=== What the exercise asks ===
Every line of the records that contains "this" should be tallied, and only the resulting number returned.

=== Web page and app entries ===
────────────────

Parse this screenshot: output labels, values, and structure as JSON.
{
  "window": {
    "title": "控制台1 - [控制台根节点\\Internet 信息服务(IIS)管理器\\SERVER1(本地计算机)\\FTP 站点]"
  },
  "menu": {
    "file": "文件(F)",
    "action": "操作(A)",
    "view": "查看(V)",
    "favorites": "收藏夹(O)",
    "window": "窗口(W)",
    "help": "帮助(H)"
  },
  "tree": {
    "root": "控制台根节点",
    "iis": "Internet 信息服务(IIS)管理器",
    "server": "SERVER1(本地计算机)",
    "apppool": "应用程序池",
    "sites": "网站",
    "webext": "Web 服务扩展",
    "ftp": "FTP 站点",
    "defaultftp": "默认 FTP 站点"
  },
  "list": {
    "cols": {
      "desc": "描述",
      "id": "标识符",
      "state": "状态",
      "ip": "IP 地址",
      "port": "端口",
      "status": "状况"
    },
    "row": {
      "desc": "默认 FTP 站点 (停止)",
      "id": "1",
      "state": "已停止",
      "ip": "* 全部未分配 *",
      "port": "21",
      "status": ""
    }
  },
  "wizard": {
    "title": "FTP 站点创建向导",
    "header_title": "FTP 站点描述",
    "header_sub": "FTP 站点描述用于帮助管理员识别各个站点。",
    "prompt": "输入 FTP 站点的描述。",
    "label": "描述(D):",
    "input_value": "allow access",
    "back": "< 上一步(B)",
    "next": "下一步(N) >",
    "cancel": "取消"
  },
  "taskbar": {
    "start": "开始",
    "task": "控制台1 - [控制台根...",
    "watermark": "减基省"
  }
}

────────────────

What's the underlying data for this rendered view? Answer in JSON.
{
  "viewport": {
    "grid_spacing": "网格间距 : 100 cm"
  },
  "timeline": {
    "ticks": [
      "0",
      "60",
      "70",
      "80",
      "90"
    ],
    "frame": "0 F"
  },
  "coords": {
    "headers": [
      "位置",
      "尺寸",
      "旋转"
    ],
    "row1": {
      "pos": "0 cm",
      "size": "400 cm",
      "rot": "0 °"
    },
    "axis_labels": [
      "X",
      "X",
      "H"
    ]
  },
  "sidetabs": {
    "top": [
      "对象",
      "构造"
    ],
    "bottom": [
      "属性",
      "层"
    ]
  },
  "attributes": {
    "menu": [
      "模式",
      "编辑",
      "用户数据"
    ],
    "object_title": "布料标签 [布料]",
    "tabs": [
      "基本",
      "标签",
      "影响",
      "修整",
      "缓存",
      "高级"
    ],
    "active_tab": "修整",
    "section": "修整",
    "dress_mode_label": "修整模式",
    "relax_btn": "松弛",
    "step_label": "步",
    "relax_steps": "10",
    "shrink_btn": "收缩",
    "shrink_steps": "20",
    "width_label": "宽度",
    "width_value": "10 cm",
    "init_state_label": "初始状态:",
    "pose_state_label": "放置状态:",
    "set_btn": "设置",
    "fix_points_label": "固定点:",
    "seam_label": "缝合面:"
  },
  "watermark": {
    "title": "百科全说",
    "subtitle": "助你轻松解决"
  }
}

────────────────

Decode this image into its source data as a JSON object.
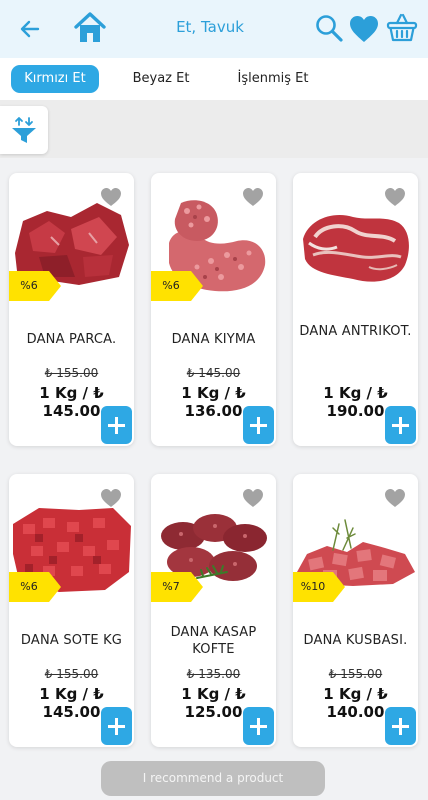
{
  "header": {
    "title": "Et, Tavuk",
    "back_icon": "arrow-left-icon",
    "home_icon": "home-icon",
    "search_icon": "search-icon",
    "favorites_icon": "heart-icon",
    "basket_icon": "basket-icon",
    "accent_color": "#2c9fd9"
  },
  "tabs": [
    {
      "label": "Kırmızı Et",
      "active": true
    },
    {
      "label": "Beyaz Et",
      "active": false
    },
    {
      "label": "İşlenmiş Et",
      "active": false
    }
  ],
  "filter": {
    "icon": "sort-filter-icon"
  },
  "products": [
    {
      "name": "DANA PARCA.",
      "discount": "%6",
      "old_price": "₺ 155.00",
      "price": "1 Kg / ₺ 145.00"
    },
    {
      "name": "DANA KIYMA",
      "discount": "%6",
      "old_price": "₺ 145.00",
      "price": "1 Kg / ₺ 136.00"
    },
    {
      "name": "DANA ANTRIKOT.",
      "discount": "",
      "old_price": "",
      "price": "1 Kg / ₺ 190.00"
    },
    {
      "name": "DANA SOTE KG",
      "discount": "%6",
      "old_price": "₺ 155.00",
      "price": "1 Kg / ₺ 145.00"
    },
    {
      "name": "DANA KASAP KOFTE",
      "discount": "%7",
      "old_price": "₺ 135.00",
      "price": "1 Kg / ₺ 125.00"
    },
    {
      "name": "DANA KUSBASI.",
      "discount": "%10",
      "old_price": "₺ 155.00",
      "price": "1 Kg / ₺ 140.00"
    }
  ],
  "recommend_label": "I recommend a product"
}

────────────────

=== Result ===
3